* [Problem requirements] Provide the number of lines in the records that hold the string "Allow", without any other words.

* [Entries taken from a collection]
=-=-=

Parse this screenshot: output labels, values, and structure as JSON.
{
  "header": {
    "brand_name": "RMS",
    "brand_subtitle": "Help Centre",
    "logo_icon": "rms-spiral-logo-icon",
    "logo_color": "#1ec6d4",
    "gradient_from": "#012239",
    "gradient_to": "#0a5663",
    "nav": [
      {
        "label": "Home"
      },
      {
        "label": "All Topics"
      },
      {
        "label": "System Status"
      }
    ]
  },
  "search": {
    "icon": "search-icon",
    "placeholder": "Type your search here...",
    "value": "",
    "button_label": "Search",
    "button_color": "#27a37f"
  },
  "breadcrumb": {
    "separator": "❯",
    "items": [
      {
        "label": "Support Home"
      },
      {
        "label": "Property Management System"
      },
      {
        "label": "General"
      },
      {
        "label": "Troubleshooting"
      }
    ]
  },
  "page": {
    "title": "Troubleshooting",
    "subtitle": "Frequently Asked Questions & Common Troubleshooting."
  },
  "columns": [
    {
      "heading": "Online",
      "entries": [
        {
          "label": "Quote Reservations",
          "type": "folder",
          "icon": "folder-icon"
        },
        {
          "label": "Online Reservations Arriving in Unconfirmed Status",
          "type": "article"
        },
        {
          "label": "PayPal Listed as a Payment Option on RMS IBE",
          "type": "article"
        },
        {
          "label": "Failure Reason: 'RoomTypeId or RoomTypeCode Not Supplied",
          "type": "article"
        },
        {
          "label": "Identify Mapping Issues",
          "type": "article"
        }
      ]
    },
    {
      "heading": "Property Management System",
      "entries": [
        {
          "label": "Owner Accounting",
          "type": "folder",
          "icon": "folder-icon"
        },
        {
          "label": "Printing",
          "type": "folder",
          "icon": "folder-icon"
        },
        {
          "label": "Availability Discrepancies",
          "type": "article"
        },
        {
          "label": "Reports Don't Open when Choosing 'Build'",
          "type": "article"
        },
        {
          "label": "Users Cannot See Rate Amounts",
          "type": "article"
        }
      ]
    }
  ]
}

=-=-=

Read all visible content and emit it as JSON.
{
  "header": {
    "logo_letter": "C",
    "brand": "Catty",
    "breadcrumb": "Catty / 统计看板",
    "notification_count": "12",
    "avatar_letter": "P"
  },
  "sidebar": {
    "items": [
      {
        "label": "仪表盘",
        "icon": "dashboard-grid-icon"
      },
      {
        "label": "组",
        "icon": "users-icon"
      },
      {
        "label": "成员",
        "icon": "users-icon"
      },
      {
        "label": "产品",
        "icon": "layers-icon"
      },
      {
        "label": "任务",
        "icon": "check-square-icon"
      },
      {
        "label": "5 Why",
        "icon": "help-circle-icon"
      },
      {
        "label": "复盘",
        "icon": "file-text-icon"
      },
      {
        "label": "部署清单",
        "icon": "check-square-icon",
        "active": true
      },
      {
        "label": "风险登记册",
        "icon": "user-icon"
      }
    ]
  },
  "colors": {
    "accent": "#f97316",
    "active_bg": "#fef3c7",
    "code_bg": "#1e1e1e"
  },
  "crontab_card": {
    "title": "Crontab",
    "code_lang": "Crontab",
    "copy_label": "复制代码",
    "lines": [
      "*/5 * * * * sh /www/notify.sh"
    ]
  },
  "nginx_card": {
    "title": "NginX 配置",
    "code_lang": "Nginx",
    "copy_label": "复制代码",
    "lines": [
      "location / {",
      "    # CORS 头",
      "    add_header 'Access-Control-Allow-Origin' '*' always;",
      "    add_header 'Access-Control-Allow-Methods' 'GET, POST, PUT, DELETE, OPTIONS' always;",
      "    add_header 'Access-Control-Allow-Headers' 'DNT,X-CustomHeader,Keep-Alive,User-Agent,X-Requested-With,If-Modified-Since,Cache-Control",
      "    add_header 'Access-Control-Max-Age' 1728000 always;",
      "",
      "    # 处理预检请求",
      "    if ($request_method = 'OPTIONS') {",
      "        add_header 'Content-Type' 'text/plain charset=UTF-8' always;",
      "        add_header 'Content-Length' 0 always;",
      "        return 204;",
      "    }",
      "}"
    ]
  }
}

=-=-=

* [Exercise output] 3